There are teachers out there that are doing elaborate podcasts, complete with theme music and transitions between stories—great. But it’s time consuming. My guess is that teachers that do complete polished shows, do so on their own time. They’re not doing it during school hours. Assuming podcasting deserves to be an embedded pedagogy, time is what will prevent it from becoming one. So here’s my tip, keep it simple. Use the KISS principle. Rather than trying to do elaborate polished shows, do bite sized chunks. Have a show that contains one small bit of information. Because of RSS this is entirely doable.
One small chunk can be published one day and the next chunk can be published the next day. Because of RSS iTunes can pick up the chunks when they’re ready. Here’s an example from one of our music teachers.
Each autumn our school has a concert involving choir students, band students, orchestra students, and members of the community. There’s a guest conductor. It’s no stretch to say it’s a really big deal. The final couple of pieces involve the entire ensemble. The choir teacher had the added challenge of getting community members and choir students to learn their respective parts with as few rehearsals as possible. Enter RSS. The teacher recorded each part—soprano, alto, tenor, and bass—as mp3’s. It was nothing fancy. She just plunked them out on the piano. As each one was completed she uploaded it to the school’s server and updated an RSS feed for the project. Choir members subscribed to the feed in iTunes and their parts arrived on their home computers. They practiced at home, got together for three rehearsals, and did the show. I was in the audience that night and I assure you. It was fantastic!
From a podcasting point of view it was pretty easy to do. There were no introductions or conclusions to write. There were no transitions or fancy effects to use. All was done with a minimum of editing. The lesson to take away from this is to keep it simple. Use the KISS principle.
Here’s a quick and relatively simple example of using rss and mp3’s in the classroom.
A music teacher at my school creates mp3’s for her students so they can learn their parts in the high school choir. She plunks out each part—soprano, alto, tenor, and bass—on the piano and records them on a minidisk player. (Usually, she only records the tricky parts in each piece.) She has been putting the files on a shared drive so that the students can copy and paste them to their USB drives or e-mail the files to themselves.
The process has been relatively successful but class time is lost while the students download the files or sometimes students “forget” to download them. There is a community choir event coming up. Continuing the present process would mean members from the community would have to have access to the school’s network or some other way of accessing the files. Burning CD’s is an option, but it would be time consuming and a waste of disk space because each person only needs two or three small files.
After listening to the teacher it struck me that this would be a good application for rss. I helped her move her existing files to space on the school’s webserver, and showed her how to set up an rss feed using Listgarden. Now people can subscribe to the feed in iTunes or the podcatching software of their choice. The result?

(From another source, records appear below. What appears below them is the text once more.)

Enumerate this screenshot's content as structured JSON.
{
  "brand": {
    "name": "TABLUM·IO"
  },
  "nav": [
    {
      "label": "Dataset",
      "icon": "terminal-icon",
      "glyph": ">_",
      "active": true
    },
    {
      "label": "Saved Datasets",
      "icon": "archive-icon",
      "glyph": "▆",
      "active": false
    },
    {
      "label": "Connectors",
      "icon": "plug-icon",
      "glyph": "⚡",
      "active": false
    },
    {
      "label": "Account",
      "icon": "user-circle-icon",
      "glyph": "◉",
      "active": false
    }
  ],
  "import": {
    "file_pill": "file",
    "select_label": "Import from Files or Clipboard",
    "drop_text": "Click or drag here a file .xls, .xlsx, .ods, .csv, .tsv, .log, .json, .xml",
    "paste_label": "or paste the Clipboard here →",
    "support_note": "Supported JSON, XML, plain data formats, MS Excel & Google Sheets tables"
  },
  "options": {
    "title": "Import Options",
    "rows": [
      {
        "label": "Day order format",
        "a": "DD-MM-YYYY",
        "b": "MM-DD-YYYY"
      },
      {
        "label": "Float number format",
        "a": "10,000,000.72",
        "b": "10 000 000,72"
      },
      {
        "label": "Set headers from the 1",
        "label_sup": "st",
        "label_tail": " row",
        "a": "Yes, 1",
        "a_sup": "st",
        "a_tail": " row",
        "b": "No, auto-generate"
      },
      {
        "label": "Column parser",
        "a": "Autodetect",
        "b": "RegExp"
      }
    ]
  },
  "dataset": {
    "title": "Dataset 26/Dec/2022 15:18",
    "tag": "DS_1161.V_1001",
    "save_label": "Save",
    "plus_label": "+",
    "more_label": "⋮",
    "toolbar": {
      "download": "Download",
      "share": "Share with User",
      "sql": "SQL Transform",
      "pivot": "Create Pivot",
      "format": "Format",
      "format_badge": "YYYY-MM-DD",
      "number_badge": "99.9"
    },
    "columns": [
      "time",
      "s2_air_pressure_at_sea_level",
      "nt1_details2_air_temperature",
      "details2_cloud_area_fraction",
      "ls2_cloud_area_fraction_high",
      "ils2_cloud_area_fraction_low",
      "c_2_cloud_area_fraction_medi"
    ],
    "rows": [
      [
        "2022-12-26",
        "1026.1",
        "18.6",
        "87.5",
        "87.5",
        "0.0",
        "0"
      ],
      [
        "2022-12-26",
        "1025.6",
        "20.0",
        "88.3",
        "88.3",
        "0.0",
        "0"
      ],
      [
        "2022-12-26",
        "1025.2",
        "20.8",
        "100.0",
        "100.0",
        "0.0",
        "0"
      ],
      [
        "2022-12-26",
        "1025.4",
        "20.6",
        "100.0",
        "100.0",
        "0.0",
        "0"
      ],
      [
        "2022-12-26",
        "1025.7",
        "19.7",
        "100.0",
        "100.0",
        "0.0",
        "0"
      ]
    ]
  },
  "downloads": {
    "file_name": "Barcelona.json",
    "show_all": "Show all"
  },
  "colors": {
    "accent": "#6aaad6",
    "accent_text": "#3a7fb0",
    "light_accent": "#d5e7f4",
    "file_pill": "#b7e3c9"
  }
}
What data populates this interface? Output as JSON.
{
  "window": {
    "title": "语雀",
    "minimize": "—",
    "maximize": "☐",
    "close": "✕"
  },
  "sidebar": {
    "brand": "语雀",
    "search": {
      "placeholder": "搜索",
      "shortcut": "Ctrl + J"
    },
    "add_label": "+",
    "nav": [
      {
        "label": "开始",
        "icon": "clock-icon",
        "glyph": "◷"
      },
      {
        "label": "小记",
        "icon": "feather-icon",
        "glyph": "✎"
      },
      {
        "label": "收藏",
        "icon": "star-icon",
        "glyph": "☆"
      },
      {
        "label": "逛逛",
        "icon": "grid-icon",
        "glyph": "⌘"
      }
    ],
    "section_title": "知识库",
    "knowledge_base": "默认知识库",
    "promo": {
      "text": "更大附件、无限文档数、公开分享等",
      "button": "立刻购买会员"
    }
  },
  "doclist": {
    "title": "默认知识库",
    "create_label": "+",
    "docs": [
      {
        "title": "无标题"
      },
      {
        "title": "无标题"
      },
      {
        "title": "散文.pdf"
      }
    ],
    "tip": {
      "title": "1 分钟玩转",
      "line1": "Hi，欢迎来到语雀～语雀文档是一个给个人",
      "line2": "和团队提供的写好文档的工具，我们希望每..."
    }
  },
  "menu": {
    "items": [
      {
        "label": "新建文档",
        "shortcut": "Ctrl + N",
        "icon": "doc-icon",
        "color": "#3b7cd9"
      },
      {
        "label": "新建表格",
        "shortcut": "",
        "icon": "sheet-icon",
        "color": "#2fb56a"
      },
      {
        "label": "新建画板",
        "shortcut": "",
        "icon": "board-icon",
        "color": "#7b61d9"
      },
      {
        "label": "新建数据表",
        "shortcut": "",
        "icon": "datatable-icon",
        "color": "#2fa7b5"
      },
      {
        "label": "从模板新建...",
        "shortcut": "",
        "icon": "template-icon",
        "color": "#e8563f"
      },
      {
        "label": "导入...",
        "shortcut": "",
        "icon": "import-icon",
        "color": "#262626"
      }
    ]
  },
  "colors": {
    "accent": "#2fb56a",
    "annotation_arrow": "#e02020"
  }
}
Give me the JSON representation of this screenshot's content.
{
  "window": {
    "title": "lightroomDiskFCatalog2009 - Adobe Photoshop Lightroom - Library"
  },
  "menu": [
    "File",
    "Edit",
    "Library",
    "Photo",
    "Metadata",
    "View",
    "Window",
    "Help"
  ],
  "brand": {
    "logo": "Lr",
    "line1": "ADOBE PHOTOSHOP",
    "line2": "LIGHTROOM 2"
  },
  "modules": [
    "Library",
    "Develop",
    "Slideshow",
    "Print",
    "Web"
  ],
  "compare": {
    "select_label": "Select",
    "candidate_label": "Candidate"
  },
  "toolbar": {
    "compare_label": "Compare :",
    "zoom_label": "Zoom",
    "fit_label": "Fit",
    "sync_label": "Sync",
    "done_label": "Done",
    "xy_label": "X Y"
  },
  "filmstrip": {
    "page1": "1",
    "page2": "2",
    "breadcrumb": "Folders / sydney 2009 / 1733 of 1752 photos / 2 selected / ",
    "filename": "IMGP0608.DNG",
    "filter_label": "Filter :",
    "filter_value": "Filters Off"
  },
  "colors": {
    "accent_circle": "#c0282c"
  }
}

It’s too earlier to tell but I anticipate no excuses from students who “forgot” to download the files and less class time lost to the management of mp3’s. Once students subscribe to the feed, they’ll automatically receive new files whenever the teacher posts them. Simple but cool!
NASA is sponsoring the 21st Century Podcast Competition! To enter you must create a podcast that is one minute or less in length that answers the question: How will space exploration benefit your life in the future? The competition is open to US citizens between 11-18 years of age. Head to http://www.explorationpodcast.com/ to learn more!
Thanks to Bob Sprankle and Cheryl Oaks at the Bit by Bit Podcast for this!